[App and web page records]
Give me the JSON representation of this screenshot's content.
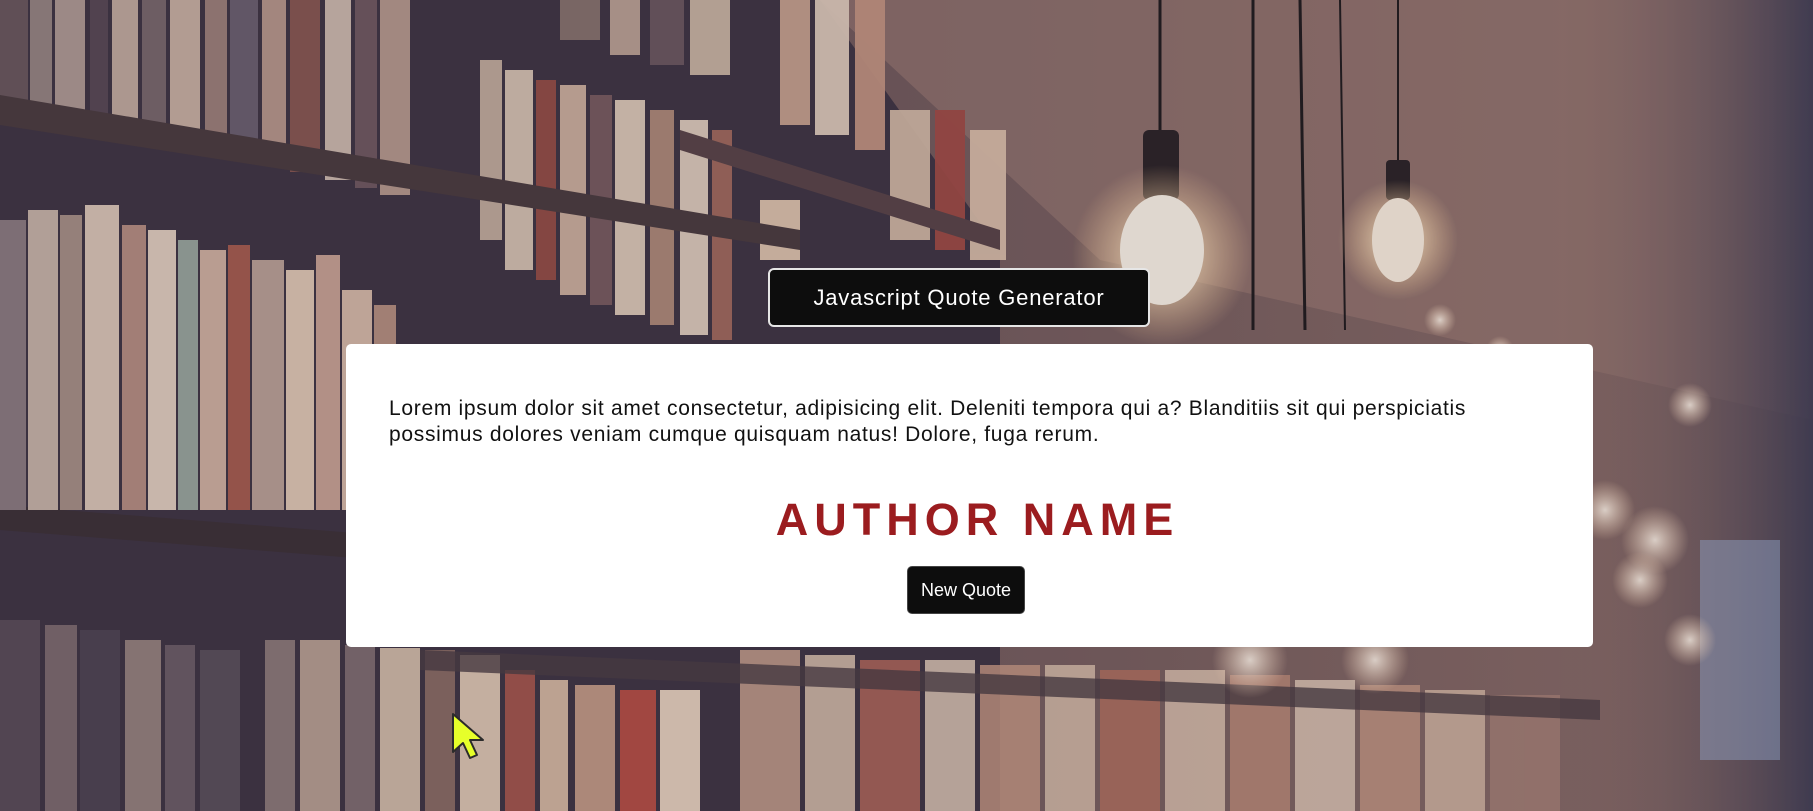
{
  "header": {
    "title": "Javascript Quote Generator"
  },
  "quote": {
    "text": "Lorem ipsum dolor sit amet consectetur, adipisicing elit. Deleniti tempora qui a? Blanditiis sit qui perspiciatis possimus dolores veniam cumque quisquam natus! Dolore, fuga rerum.",
    "author": "AUTHOR NAME"
  },
  "actions": {
    "new_quote_label": "New Quote"
  },
  "colors": {
    "author": "#9b1c1f",
    "badge_bg": "#0d0d0d",
    "card_bg": "#ffffff"
  },
  "icons": {
    "cursor": "mouse-pointer-icon"
  }
}
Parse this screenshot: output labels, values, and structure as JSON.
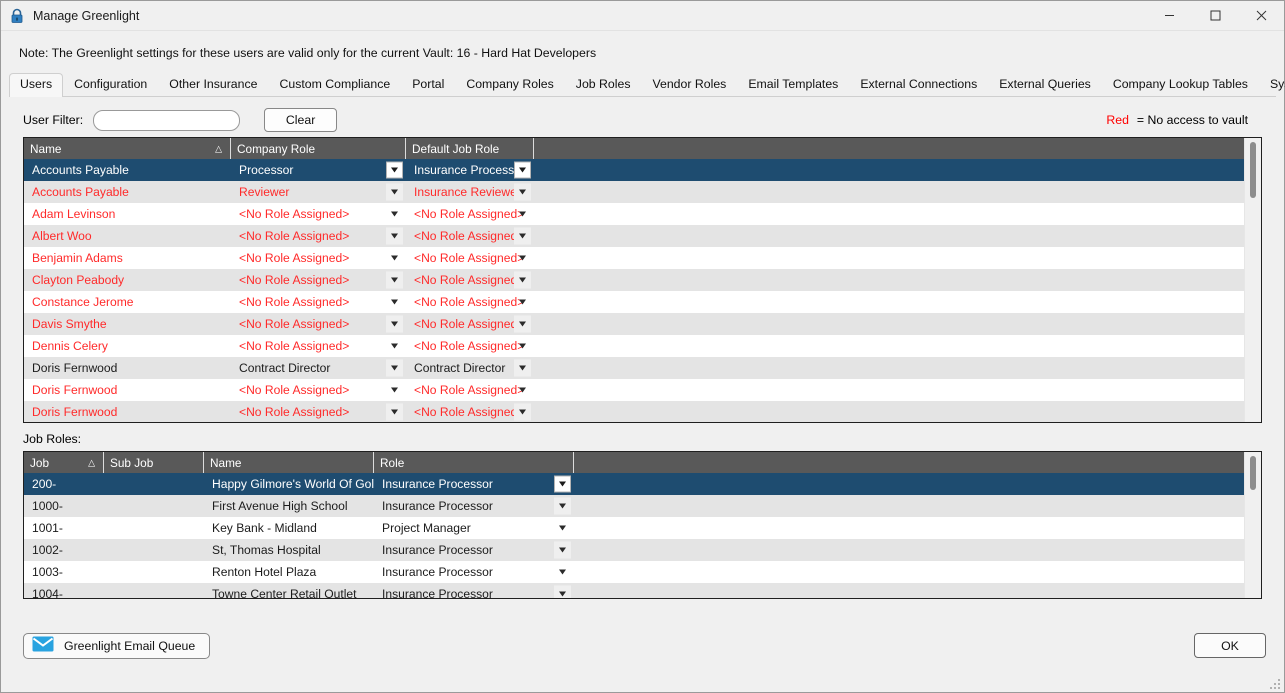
{
  "window": {
    "title": "Manage Greenlight",
    "lock_icon": "padlock-icon",
    "minimize_label": "—",
    "maximize_label": "□",
    "close_label": "✕"
  },
  "note": "Note:  The Greenlight settings for these users are valid only for the current Vault: 16 - Hard Hat Developers",
  "tabs": [
    {
      "label": "Users",
      "active": true
    },
    {
      "label": "Configuration",
      "active": false
    },
    {
      "label": "Other Insurance",
      "active": false
    },
    {
      "label": "Custom Compliance",
      "active": false
    },
    {
      "label": "Portal",
      "active": false
    },
    {
      "label": "Company Roles",
      "active": false
    },
    {
      "label": "Job Roles",
      "active": false
    },
    {
      "label": "Vendor Roles",
      "active": false
    },
    {
      "label": "Email Templates",
      "active": false
    },
    {
      "label": "External Connections",
      "active": false
    },
    {
      "label": "External Queries",
      "active": false
    },
    {
      "label": "Company Lookup Tables",
      "active": false
    },
    {
      "label": "System Lookup Tables",
      "active": false
    }
  ],
  "filter": {
    "label": "User Filter:",
    "value": "",
    "placeholder": "",
    "clear_label": "Clear"
  },
  "legend": {
    "keyword": "Red",
    "text": "= No access to vault",
    "color": "#ff0000"
  },
  "users_grid": {
    "columns": [
      "Name",
      "Company Role",
      "Default Job Role",
      ""
    ],
    "sort_column": "Name",
    "sort_indicator": "△",
    "rows": [
      {
        "name": "Accounts Payable",
        "company_role": "Processor",
        "default_job_role": "Insurance Processor",
        "selected": true,
        "no_access": false
      },
      {
        "name": "Accounts Payable",
        "company_role": "Reviewer",
        "default_job_role": "Insurance Reviewer",
        "selected": false,
        "no_access": true
      },
      {
        "name": "Adam Levinson",
        "company_role": "<No Role Assigned>",
        "default_job_role": "<No Role Assigned>",
        "selected": false,
        "no_access": true
      },
      {
        "name": "Albert Woo",
        "company_role": "<No Role Assigned>",
        "default_job_role": "<No Role Assigned>",
        "selected": false,
        "no_access": true
      },
      {
        "name": "Benjamin Adams",
        "company_role": "<No Role Assigned>",
        "default_job_role": "<No Role Assigned>",
        "selected": false,
        "no_access": true
      },
      {
        "name": "Clayton Peabody",
        "company_role": "<No Role Assigned>",
        "default_job_role": "<No Role Assigned>",
        "selected": false,
        "no_access": true
      },
      {
        "name": "Constance Jerome",
        "company_role": "<No Role Assigned>",
        "default_job_role": "<No Role Assigned>",
        "selected": false,
        "no_access": true
      },
      {
        "name": "Davis Smythe",
        "company_role": "<No Role Assigned>",
        "default_job_role": "<No Role Assigned>",
        "selected": false,
        "no_access": true
      },
      {
        "name": "Dennis Celery",
        "company_role": "<No Role Assigned>",
        "default_job_role": "<No Role Assigned>",
        "selected": false,
        "no_access": true
      },
      {
        "name": "Doris Fernwood",
        "company_role": "Contract Director",
        "default_job_role": "Contract Director",
        "selected": false,
        "no_access": false
      },
      {
        "name": "Doris Fernwood",
        "company_role": "<No Role Assigned>",
        "default_job_role": "<No Role Assigned>",
        "selected": false,
        "no_access": true
      },
      {
        "name": "Doris Fernwood",
        "company_role": "<No Role Assigned>",
        "default_job_role": "<No Role Assigned>",
        "selected": false,
        "no_access": true
      }
    ]
  },
  "job_roles_label": "Job Roles:",
  "jobs_grid": {
    "columns": [
      "Job",
      "Sub Job",
      "Name",
      "Role",
      ""
    ],
    "sort_column": "Job",
    "sort_indicator": "△",
    "rows": [
      {
        "job": "200-",
        "sub_job": "",
        "name": "Happy Gilmore's World Of Golf",
        "role": "Insurance Processor",
        "selected": true
      },
      {
        "job": "1000-",
        "sub_job": "",
        "name": "First Avenue High School",
        "role": "Insurance Processor",
        "selected": false
      },
      {
        "job": "1001-",
        "sub_job": "",
        "name": "Key Bank - Midland",
        "role": "Project Manager",
        "selected": false
      },
      {
        "job": "1002-",
        "sub_job": "",
        "name": "St, Thomas Hospital",
        "role": "Insurance Processor",
        "selected": false
      },
      {
        "job": "1003-",
        "sub_job": "",
        "name": "Renton Hotel Plaza",
        "role": "Insurance Processor",
        "selected": false
      },
      {
        "job": "1004-",
        "sub_job": "",
        "name": "Towne Center Retail Outlet",
        "role": "Insurance Processor",
        "selected": false
      }
    ]
  },
  "footer": {
    "email_queue_label": "Greenlight Email Queue",
    "email_icon": "envelope-icon",
    "ok_label": "OK"
  },
  "colors": {
    "header_bg": "#595959",
    "selection_bg": "#1e4c70",
    "no_access_text": "#ff2a2a",
    "alt_row_bg": "#e4e4e4",
    "window_bg": "#f0f0f0"
  }
}
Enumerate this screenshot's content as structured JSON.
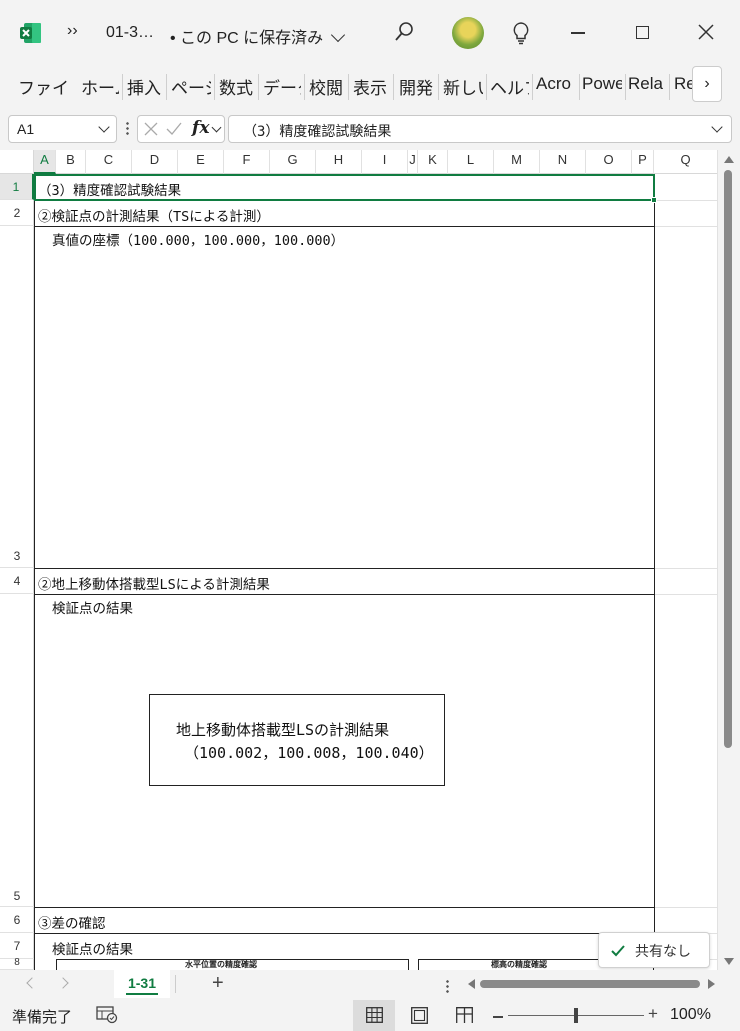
{
  "app": {
    "file_name": "01-3…",
    "save_status": "• この PC に保存済み",
    "overflow_glyph": "››",
    "brand_color": "#107c41"
  },
  "ribbon": {
    "tabs": [
      "ファイル",
      "ホーム",
      "挿入",
      "ページ",
      "数式",
      "データ",
      "校閲",
      "表示",
      "開発",
      "新しい",
      "ヘルプ",
      "Acro",
      "Powe",
      "Rela",
      "Re"
    ],
    "more_glyph": "›"
  },
  "formula_bar": {
    "name_box": "A1",
    "fx_label": "fx",
    "content": "（3）精度確認試験結果"
  },
  "grid": {
    "columns": [
      "A",
      "B",
      "C",
      "D",
      "E",
      "F",
      "G",
      "H",
      "I",
      "J",
      "K",
      "L",
      "M",
      "N",
      "O",
      "P",
      "Q"
    ],
    "rows": [
      "1",
      "2",
      "3",
      "4",
      "5",
      "6",
      "7",
      "8"
    ],
    "cells": {
      "r1": "（3）精度確認試験結果",
      "r2": "②検証点の計測結果（TSによる計測）",
      "r2_sub": "真値の座標（100.000，100.000，100.000）",
      "r4": "②地上移動体搭載型LSによる計測結果",
      "r4_sub": "検証点の結果",
      "box_line1": "地上移動体搭載型LSの計測結果",
      "box_line2": "（100.002，100.008，100.040）",
      "r6": "③差の確認",
      "r7": "検証点の結果",
      "r8_left": "水平位置の精度確認",
      "r8_right": "標高の精度確認"
    }
  },
  "share_badge": {
    "label": "共有なし"
  },
  "sheet_tabs": {
    "active": "1-31",
    "add_glyph": "+"
  },
  "status_bar": {
    "ready": "準備完了",
    "zoom": "100%",
    "zoom_fraction": 0.5
  }
}
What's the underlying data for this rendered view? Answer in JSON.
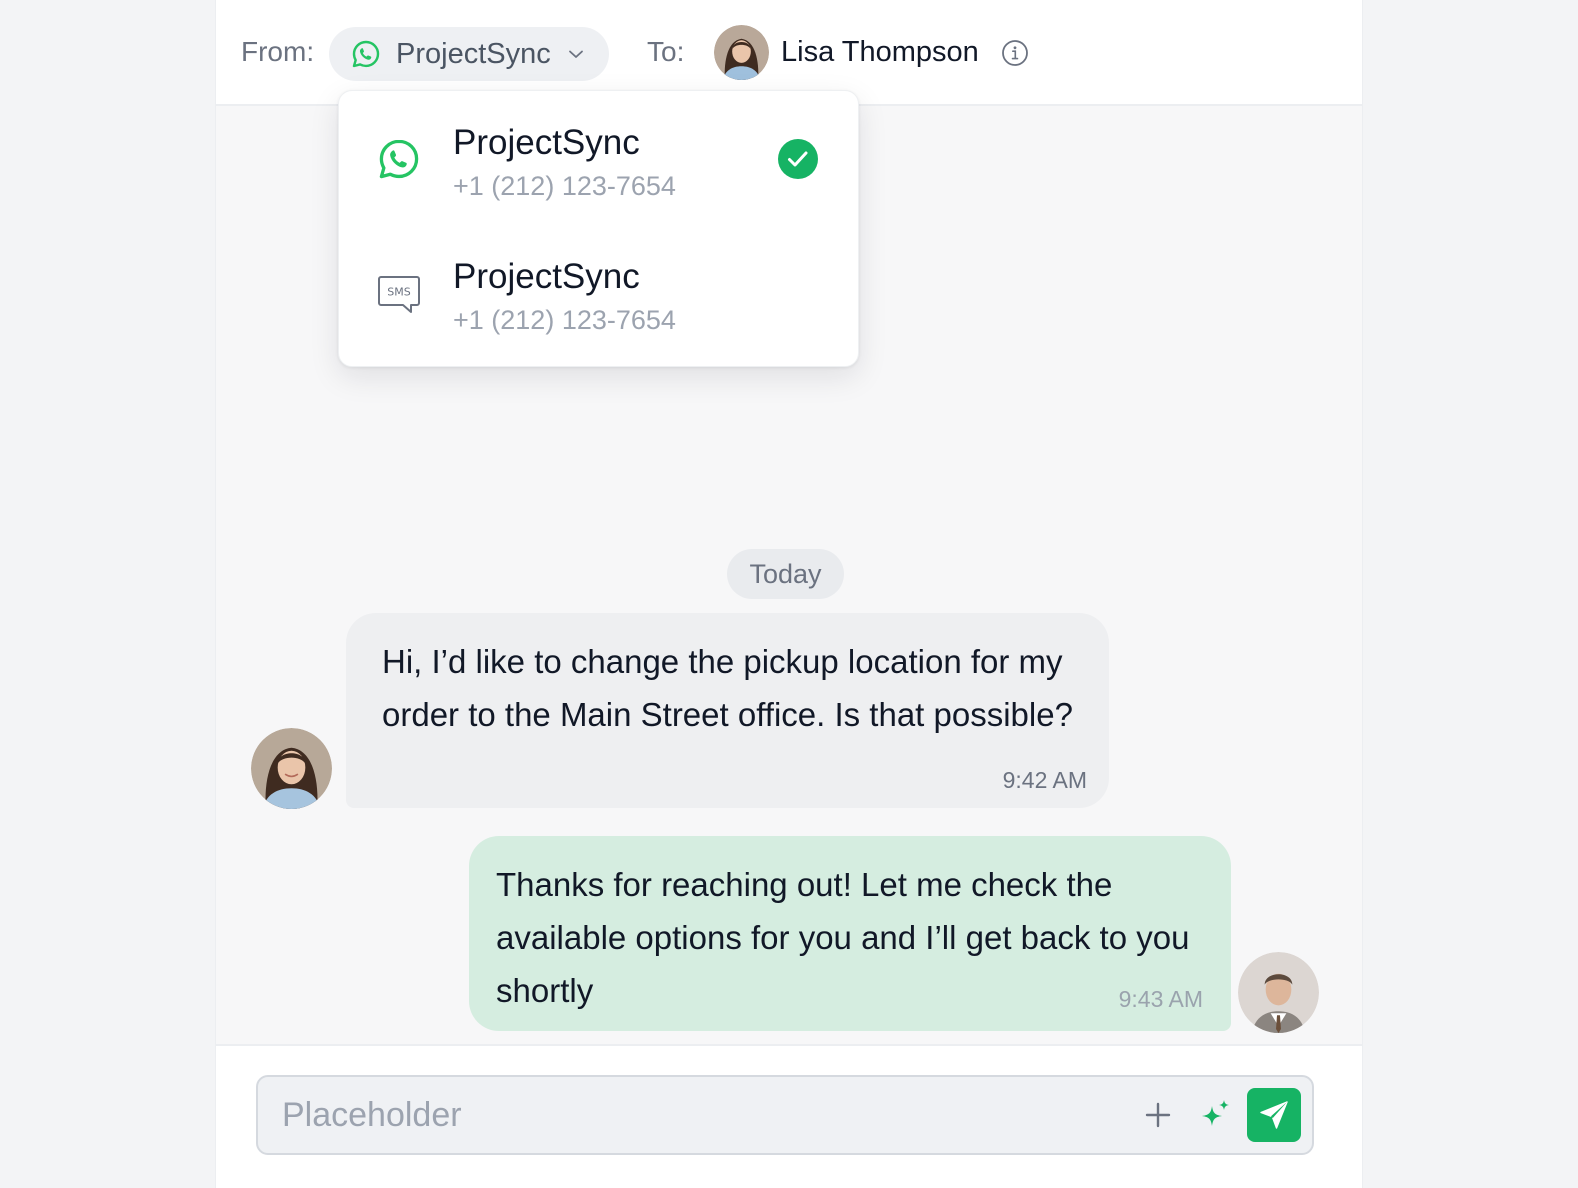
{
  "header": {
    "from_label": "From:",
    "to_label": "To:",
    "selected_channel": "ProjectSync",
    "selected_channel_icon": "whatsapp-icon",
    "contact_name": "Lisa Thompson"
  },
  "dropdown": {
    "options": [
      {
        "icon": "whatsapp-icon",
        "title": "ProjectSync",
        "number": "+1 (212) 123-7654",
        "selected": true
      },
      {
        "icon": "sms-icon",
        "title": "ProjectSync",
        "number": "+1 (212) 123-7654",
        "selected": false
      }
    ]
  },
  "conversation": {
    "date_divider": "Today",
    "messages": [
      {
        "direction": "incoming",
        "text": "Hi, I’d like to change the pickup location for my order to the Main Street office. Is that possible?",
        "time": "9:42 AM"
      },
      {
        "direction": "outgoing",
        "text": "Thanks for reaching out! Let me check the available options for you and I’ll get back to you shortly",
        "time": "9:43 AM"
      }
    ]
  },
  "composer": {
    "placeholder": "Placeholder",
    "value": ""
  },
  "colors": {
    "accent": "#16b364",
    "whatsapp": "#25c463",
    "incoming_bubble": "#eeeff1",
    "outgoing_bubble": "#d5ede0"
  }
}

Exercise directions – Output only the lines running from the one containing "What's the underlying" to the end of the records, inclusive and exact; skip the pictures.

Finished exercise –
What's the underlying data for this rendered view? Answer in JSON.
{
  "header": {
    "from_label": "From:",
    "to_label": "To:",
    "selected_channel": "ProjectSync",
    "selected_channel_icon": "whatsapp-icon",
    "contact_name": "Lisa Thompson"
  },
  "dropdown": {
    "options": [
      {
        "icon": "whatsapp-icon",
        "title": "ProjectSync",
        "number": "+1 (212) 123-7654",
        "selected": true
      },
      {
        "icon": "sms-icon",
        "title": "ProjectSync",
        "number": "+1 (212) 123-7654",
        "selected": false
      }
    ]
  },
  "conversation": {
    "date_divider": "Today",
    "messages": [
      {
        "direction": "incoming",
        "text": "Hi, I’d like to change the pickup location for my order to the Main Street office. Is that possible?",
        "time": "9:42 AM"
      },
      {
        "direction": "outgoing",
        "text": "Thanks for reaching out! Let me check the available options for you and I’ll get back to you shortly",
        "time": "9:43 AM"
      }
    ]
  },
  "composer": {
    "placeholder": "Placeholder",
    "value": ""
  },
  "colors": {
    "accent": "#16b364",
    "whatsapp": "#25c463",
    "incoming_bubble": "#eeeff1",
    "outgoing_bubble": "#d5ede0"
  }
}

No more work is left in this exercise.